Taiwan citizens have always been skeptical about Beijing’s “one country, two systems” offer, despite the island’s close economic ties with the mainland. In a survey conducted 17 years ago, about 50 percent of the respondents considered Beijing’s unification plan unacceptable even if the plan promised to keep Taiwan unchanged for 50 years. In particular, more than two-thirds opposed the plan when its details were considered. These included limiting Taiwan’s 1) rights of judicial adjudication, 2) ability to conduct foreign affairs, 3) ability to acquire arms from foreign countries, and 4) rights of freely electing public officials. All of these limitations have been imposed onto Hong Kong in one form or another since 1997.
Since then, Taiwan citizens’ skepticism about Beijing’s offer has grown even stronger. A 2019 survey conducted by the Election Study Center of the National Chengchi University in Taiwan shows that 90 percent of the respondents have little confidence in Chinese leaders’ assurances that, under the “one country, two systems” plan, life in Taiwan would remain unchanged, and the government and the military would be governed by the Taiwanese themselves. Such negative sentiments are not surprising as nearby Hong Kong has provided a vivid example of what life would be like if Taiwan were unified with China under Beijing’s plan.
Indeed, the survey shows that over 60 percent of the respondents consider life in the former colony to be getting worse while only 4 percent give a positive appraisal. Taiwan citizens’ views of life in Hong Kong are highly correlated with their confidence in Beijing’s pledges. For those who see the former colony’s promised freedoms as having been eroded since the handover, they show almost zero confidence in Chinese leaders’ promises. Clearly, the erosion of Hong Kong’s rights and freedom since 1997 has heightened Taiwan citizens’ fear of a political integration with the Chinese mainland and hardened their resistance to Beijing’s unification offer. For many Taiwan citizens, “today’s Hong Kong” could be “tomorrow’s Taiwan” if they do not resist.
Early last year, Chinese President Xi Jinping, as all Chinese leaders have done since the 1980s, called on Taipei to enter into unification talks. He indicated that the “one country, two systems” plan was the only viable option for Taiwan, though he hinted that the island country would get a better deal than Hong Kong. While he pledged that Beijing’s effort of unification would be peaceful, Xi also stressed that “we make no promise to renounce the use of force and reserve the option of taking all necessary means.”
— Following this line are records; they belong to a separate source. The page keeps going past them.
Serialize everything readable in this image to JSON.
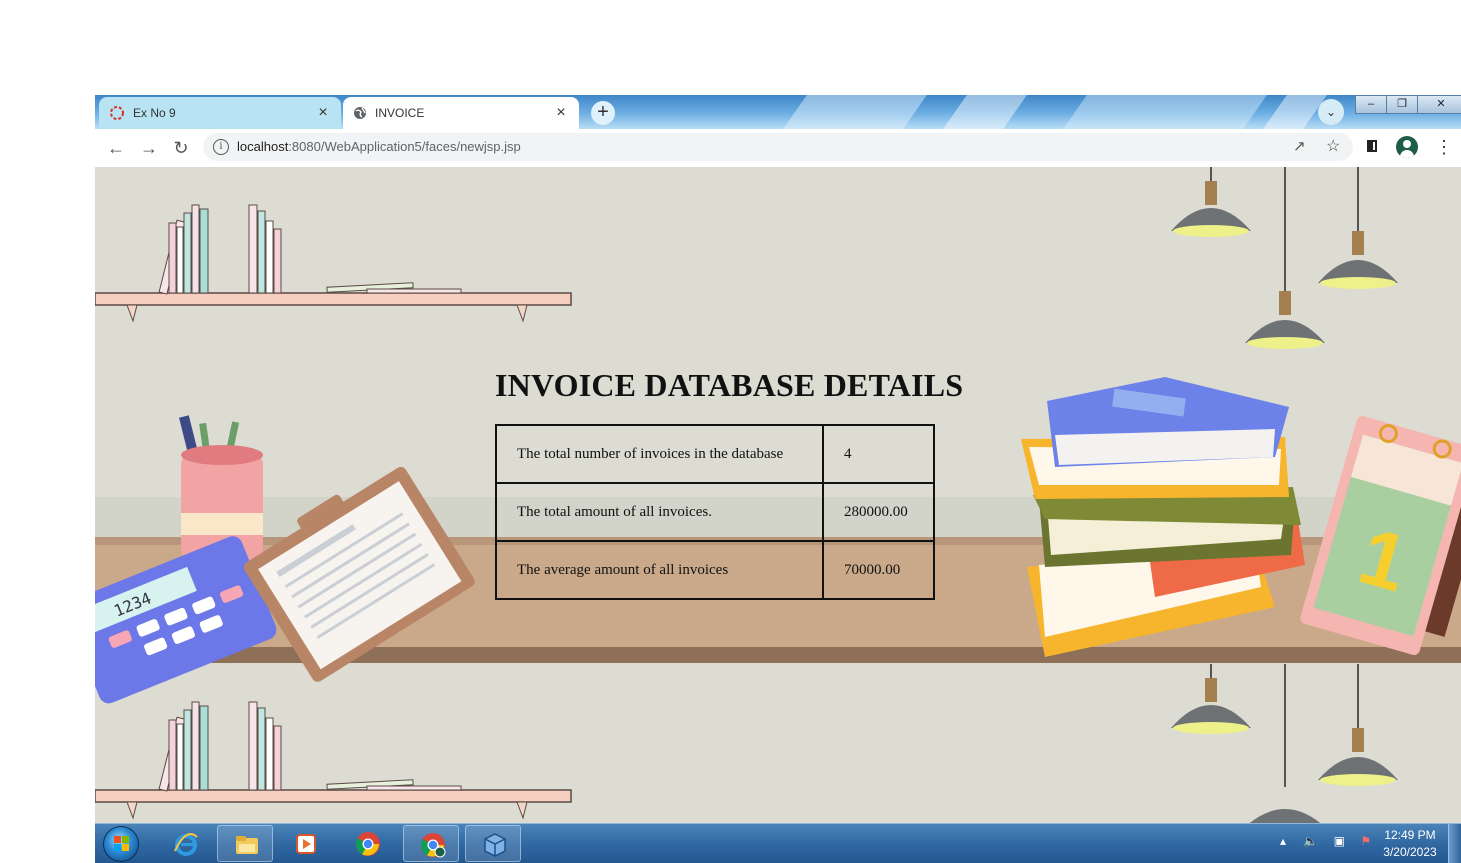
{
  "browser": {
    "tabs": [
      {
        "title": "Ex No 9",
        "active": false
      },
      {
        "title": "INVOICE",
        "active": true
      }
    ],
    "new_tab_label": "+",
    "tab_close_label": "×",
    "url_host": "localhost",
    "url_rest": ":8080/WebApplication5/faces/newjsp.jsp"
  },
  "page": {
    "heading": "INVOICE DATABASE DETAILS",
    "rows": [
      {
        "label": "The total number of invoices in the database",
        "value": "4"
      },
      {
        "label": "The total amount of all invoices.",
        "value": "280000.00"
      },
      {
        "label": "The average amount of all invoices",
        "value": "70000.00"
      }
    ]
  },
  "taskbar": {
    "time": "12:49 PM",
    "date": "3/20/2023",
    "apps": [
      "internet-explorer",
      "file-explorer",
      "media-player",
      "chrome",
      "chrome-profile",
      "virtualbox"
    ]
  },
  "colors": {
    "wall": "#dcdcd2",
    "desk": "#c9a98a",
    "accent_tab": "#b8e3f2"
  }
}
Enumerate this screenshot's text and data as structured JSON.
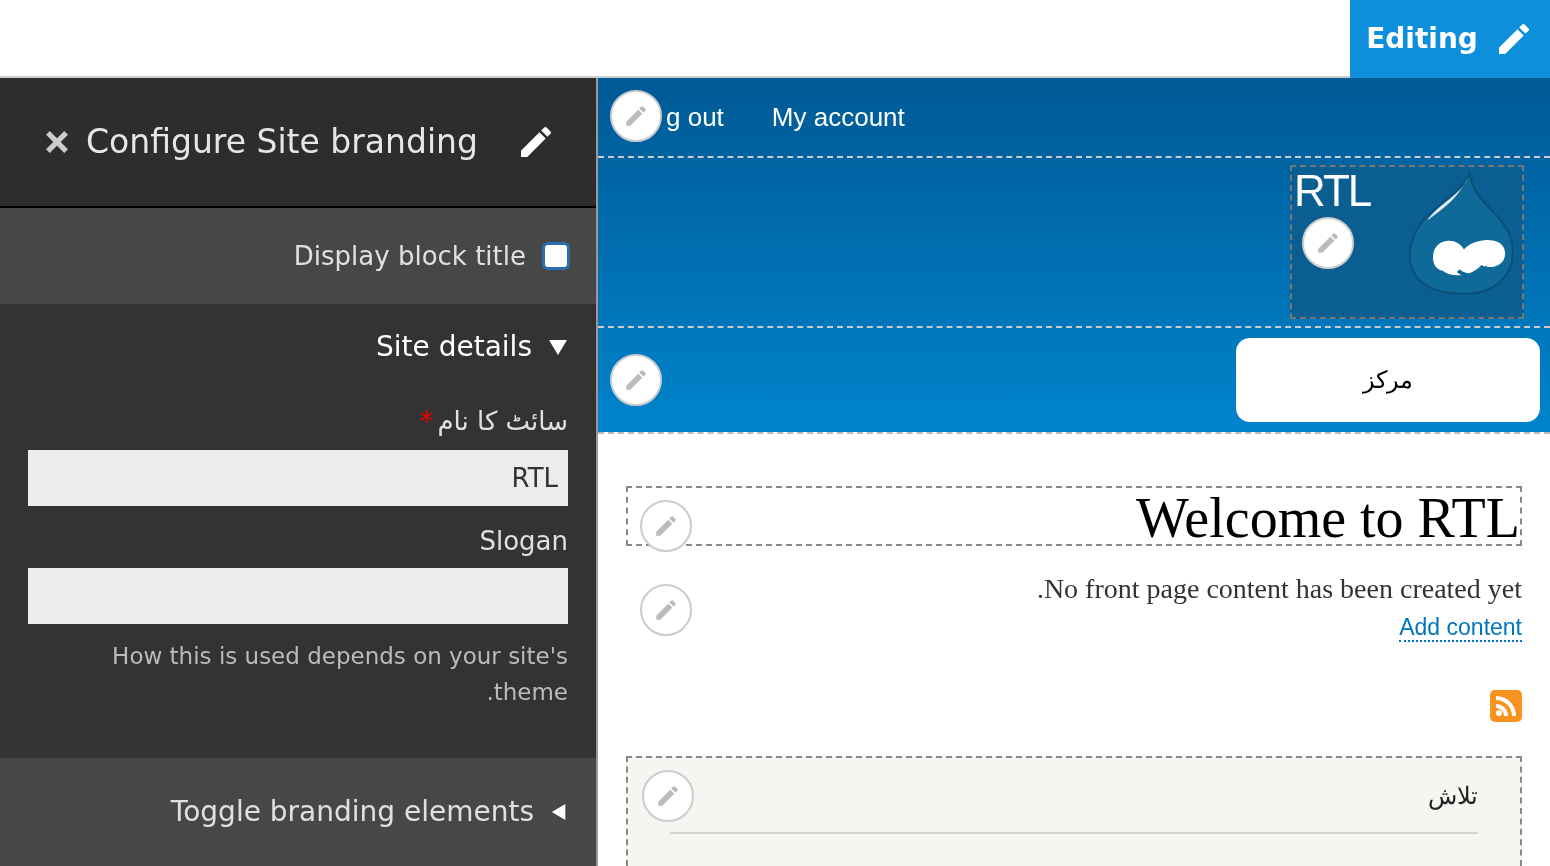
{
  "toolbar": {
    "editing_button": "Editing"
  },
  "sidebar": {
    "title": "Configure Site branding",
    "display_block_title": {
      "label": "Display block title",
      "checked": false
    },
    "site_details": {
      "label": "Site details",
      "expanded": true
    },
    "fields": [
      {
        "label": "سائٹ کا نام",
        "required_mark": "*",
        "value": "RTL"
      },
      {
        "label": "Slogan"
      }
    ],
    "description": [
      "How this is used depends on your site's",
      ".theme"
    ],
    "toggle_branding": {
      "label": "Toggle branding elements",
      "expanded": false
    }
  },
  "site": {
    "menu": [
      "g out",
      "My account"
    ],
    "site_name": "RTL",
    "nav_tab": "مرکز",
    "page_title": "Welcome to RTL",
    "message": ".No front page content has been created yet",
    "add_content_link": "Add content",
    "search_title": "تلاش"
  }
}
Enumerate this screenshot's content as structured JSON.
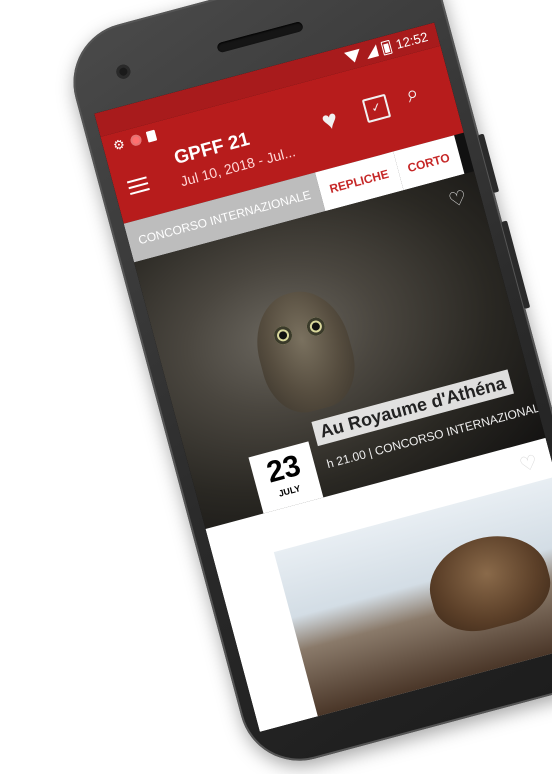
{
  "status_bar": {
    "time": "12:52"
  },
  "app_bar": {
    "title": "GPFF 21",
    "subtitle": "Jul 10, 2018 - Jul...",
    "favorites_icon": "heart-icon",
    "calendar_icon": "calendar-icon",
    "search_icon": "search-icon"
  },
  "tabs": [
    {
      "label": "CONCORSO INTERNAZIONALE",
      "active": true
    },
    {
      "label": "REPLICHE",
      "active": false
    },
    {
      "label": "CORTO",
      "active": false
    }
  ],
  "film_card": {
    "title": "Au Royaume d'Athéna",
    "time": "h 21.00",
    "category": "CONCORSO INTERNAZIONALE",
    "day": "23",
    "month": "JULY"
  },
  "colors": {
    "primary": "#b71c1c",
    "tab_active": "#bdbdbd",
    "tab_text": "#c62828"
  }
}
Xi’s overture was immediately met with a rebuke from Taiwan President Tsai Ing-wen, who had just won a landslide victory to secure her second term. Countering Xi’s speech, Tsai responded that “Taiwan absolutely will not accept ‘one country, two systems’” framework. She further emphasized that “this opposition is also a ‘Taiwan consensus,’” meaning a position supported by the island citizens. Judging from the above polling results, which span almost two decades, Tsai did not overstate Taiwan citizens’ sentiment. Now that China has unveiled new security legislation that is perceived as curtailing the rights and freedom of the people in Hong Kong, it will only harden Taiwan citizens’ determination to resist Beijing’s unification plan.
T.Y. Wang is University Professor and Chair of the Department of Politics and Government, Illinois State University, Normal, Illinois, USA. He is the co-editor of the Taiwan Voter. (Ann Arbor: University of Michigan Press, 2017) (with Christopher Achen).